Our visit to Historical Boston Massachusetts.
We usually do guided tours in most of the cities we visit. However , we are huge history fans and this time we decided to forego our guides and do a walking tour of Boston. Getting a ma was fairly easy and as you can see the place is like an open history book. Everywhere you look was a lesson in to our nation’s past.
Boston is a modern city, yet it seems it has not forgotten its roots. The architectural maintenance is fantastic. Walking around is free and there are signs on the sides of buildings telling you where you are what is near. Now if you wanted you can take a boat ride to the Boston Harbor Islands and explore the fort from Civil wartimes.
Here is where we went.
This was a must-do:
The Freedom Trail
The trail is little more than two miles. Get your walking shoes on.
It connects with the historical sites of Boston. You can download a map on your phone. You will see Paul Revere’s house and the statue of him warning: “The British are coming”. Each spot on the trail has its own story to tell. There are 16 stops in all. You start from the Boston Common to Paul Revere’s house, you can do the tour and learn history.
Charles River Esplanade
It stretches over a big area of 17 miles where you can bike, walk, rollerblade, and carry out various activities. There is a big playground for the kids to have fun and relax. The tourists can have free concerts during the summer. The Hatch Shell has the great iconic Boston pops concert which is held on 4th July.
Go visit the Boston Tea Party
And remember your history books where the protesters dumped tea into Boston Harbor. All the great protests seem to originate in Boston!
The Boston Common
Situated near the Massachusetts statehouse, Boston common was found in 1634. It is a major tourist attraction that has a history of anti-Vietnam war rallies, revolutionary war, civil rights rallies, etc. It is now owned by an NGO and has splendid walkways, statues, play areas and fountains. If you go in the winter, enjoy ice-skating in the Frog pond.
The Boston Common has many historical monuments. These are the Brewer Fountain, Central Burying Ground, Soldiers and sailors Monument, The Great Elm, Boston Foundation Monument, John Paul II Placard.

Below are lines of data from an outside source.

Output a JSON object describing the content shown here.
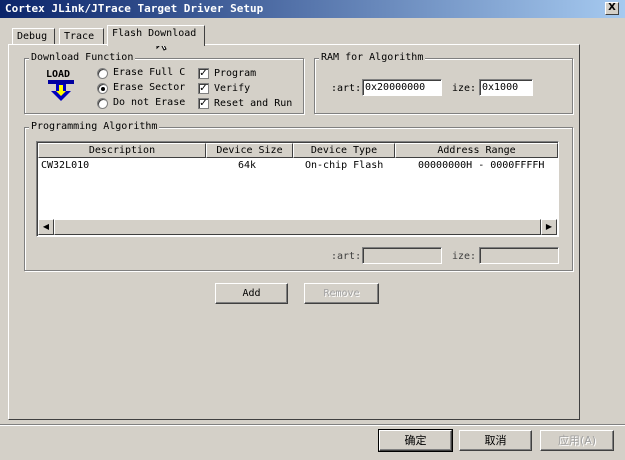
{
  "window": {
    "title": "Cortex JLink/JTrace Target Driver Setup",
    "close_glyph": "X"
  },
  "tabs": [
    {
      "label": "Debug"
    },
    {
      "label": "Trace"
    },
    {
      "label": "Flash Download",
      "active": true
    }
  ],
  "download_function": {
    "legend": "Download Function",
    "icon_text": "LOAD",
    "erase_options": [
      {
        "label": "Erase Full C",
        "selected": false
      },
      {
        "label": "Erase Sector",
        "selected": true
      },
      {
        "label": "Do not Erase",
        "selected": false
      }
    ],
    "checks": [
      {
        "label": "Program",
        "checked": true
      },
      {
        "label": "Verify",
        "checked": true
      },
      {
        "label": "Reset and Run",
        "checked": true
      }
    ],
    "check_glyph": "✓"
  },
  "ram_for_algorithm": {
    "legend": "RAM for Algorithm",
    "start_label": ":art:",
    "start_value": "0x20000000",
    "size_label": "ize:",
    "size_value": "0x1000"
  },
  "programming_algorithm": {
    "legend": "Programming Algorithm",
    "columns": [
      "Description",
      "Device Size",
      "Device Type",
      "Address Range"
    ],
    "rows": [
      {
        "description": "CW32L010",
        "size": "64k",
        "type": "On-chip Flash",
        "range": "00000000H - 0000FFFFH"
      }
    ],
    "start_label": ":art:",
    "start_value": "",
    "size_label": "ize:",
    "size_value": "",
    "scroll_left": "◀",
    "scroll_right": "▶"
  },
  "buttons": {
    "add": "Add",
    "remove": "Remove",
    "ok": "确定",
    "cancel": "取消",
    "apply": "应用(A)"
  }
}
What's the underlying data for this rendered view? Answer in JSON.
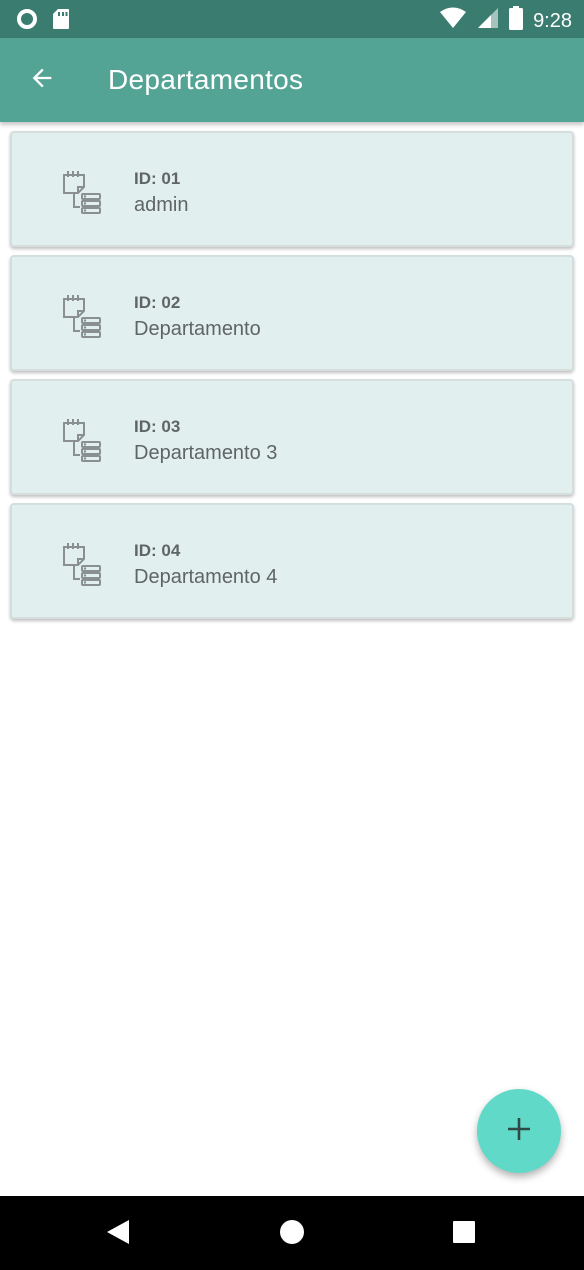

The Boston Common forms the southern base of Beacon Hill.
The famous hall where the first citizens protested the Sugar Act and where even today politicians make speeches to implore their constituents. A must-see. There are stalls set up on the inside, and you can get your souvenir inside.